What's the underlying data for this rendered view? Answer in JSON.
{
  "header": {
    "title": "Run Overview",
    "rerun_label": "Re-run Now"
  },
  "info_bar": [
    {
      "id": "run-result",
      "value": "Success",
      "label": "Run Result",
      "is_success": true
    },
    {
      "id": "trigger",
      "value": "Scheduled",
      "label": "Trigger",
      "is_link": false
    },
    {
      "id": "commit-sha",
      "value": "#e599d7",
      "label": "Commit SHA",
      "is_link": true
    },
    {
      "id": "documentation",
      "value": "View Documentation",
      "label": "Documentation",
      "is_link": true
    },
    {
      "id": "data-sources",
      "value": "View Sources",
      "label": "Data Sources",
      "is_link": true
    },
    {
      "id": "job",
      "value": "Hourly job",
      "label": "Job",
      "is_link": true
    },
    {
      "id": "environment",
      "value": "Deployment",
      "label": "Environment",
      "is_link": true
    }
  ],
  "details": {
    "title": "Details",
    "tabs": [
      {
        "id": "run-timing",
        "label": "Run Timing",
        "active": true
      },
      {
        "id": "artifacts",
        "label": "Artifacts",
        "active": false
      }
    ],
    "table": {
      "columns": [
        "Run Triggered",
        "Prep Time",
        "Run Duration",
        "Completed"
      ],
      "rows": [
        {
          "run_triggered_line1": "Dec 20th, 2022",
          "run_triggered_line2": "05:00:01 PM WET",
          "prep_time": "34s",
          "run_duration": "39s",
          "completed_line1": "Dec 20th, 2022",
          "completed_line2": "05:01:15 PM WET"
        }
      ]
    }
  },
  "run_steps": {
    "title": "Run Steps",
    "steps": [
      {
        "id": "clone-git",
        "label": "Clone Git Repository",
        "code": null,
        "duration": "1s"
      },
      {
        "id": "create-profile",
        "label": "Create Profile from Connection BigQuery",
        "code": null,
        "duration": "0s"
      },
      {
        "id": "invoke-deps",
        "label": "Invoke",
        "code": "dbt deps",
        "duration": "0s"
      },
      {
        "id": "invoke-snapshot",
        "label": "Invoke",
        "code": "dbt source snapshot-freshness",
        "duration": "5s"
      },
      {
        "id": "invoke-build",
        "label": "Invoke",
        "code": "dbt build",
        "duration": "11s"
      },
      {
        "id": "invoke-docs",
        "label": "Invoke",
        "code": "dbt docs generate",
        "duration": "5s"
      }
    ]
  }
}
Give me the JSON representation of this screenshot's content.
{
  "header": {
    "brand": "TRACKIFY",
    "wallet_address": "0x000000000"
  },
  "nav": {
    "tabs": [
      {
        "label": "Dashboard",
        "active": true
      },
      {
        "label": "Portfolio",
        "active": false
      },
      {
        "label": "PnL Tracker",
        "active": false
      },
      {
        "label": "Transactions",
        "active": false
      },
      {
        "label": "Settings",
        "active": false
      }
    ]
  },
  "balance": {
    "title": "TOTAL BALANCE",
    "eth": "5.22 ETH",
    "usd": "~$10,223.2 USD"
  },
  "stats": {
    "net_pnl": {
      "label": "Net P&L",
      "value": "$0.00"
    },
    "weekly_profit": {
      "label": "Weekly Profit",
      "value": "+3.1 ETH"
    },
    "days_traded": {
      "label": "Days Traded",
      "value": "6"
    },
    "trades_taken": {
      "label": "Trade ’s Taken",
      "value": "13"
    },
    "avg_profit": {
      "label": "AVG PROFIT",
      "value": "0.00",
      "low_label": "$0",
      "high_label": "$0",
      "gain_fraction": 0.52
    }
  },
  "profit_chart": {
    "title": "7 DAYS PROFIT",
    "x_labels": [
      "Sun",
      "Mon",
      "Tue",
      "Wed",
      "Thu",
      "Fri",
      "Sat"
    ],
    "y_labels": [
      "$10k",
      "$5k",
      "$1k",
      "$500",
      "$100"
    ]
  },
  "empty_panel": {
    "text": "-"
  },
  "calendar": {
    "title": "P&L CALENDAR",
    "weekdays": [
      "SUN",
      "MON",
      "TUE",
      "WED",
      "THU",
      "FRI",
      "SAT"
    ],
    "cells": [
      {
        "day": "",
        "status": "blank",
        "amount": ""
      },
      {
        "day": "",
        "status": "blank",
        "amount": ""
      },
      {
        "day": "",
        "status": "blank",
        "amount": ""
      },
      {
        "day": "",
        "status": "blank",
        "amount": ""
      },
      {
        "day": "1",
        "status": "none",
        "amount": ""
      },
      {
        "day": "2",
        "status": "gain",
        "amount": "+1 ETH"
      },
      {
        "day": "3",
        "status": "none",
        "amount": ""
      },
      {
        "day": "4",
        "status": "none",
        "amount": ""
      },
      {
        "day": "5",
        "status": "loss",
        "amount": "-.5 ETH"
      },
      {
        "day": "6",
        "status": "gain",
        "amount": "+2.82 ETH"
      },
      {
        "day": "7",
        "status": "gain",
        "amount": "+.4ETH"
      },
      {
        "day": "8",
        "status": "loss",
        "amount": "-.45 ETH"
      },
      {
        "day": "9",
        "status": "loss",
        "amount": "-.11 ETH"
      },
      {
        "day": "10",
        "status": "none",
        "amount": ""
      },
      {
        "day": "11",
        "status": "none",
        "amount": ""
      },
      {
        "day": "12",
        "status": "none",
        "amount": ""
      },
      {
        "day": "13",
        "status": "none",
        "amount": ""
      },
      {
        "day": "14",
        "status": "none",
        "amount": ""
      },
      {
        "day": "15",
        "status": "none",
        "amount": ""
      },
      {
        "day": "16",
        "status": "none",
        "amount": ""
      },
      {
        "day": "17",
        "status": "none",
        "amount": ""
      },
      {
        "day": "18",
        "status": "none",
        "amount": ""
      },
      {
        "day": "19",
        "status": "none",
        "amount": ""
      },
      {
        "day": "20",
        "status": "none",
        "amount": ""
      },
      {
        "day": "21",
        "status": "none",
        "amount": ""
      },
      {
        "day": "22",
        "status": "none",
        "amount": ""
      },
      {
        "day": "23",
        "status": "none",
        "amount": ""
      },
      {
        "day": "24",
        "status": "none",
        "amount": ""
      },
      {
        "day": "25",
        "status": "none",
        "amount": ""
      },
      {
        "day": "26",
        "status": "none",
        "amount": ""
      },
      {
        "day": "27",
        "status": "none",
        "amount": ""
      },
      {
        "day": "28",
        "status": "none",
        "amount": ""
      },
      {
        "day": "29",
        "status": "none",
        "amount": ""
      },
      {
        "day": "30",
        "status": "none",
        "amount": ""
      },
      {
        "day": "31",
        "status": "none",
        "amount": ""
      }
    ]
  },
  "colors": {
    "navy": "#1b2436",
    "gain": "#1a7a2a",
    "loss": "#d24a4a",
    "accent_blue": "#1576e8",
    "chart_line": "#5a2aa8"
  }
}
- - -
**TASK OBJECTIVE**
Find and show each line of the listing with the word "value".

**RESULT**
      "value": "Success",
      "value": "Scheduled",
      "value": "#e599d7",
      "value": "View Documentation",
      "value": "View Sources",
      "value": "Hourly job",
      "value": "Deployment",
      "value": "$0.00"
      "value": "+3.1 ETH"
      "value": "6"
      "value": "13"
      "value": "0.00",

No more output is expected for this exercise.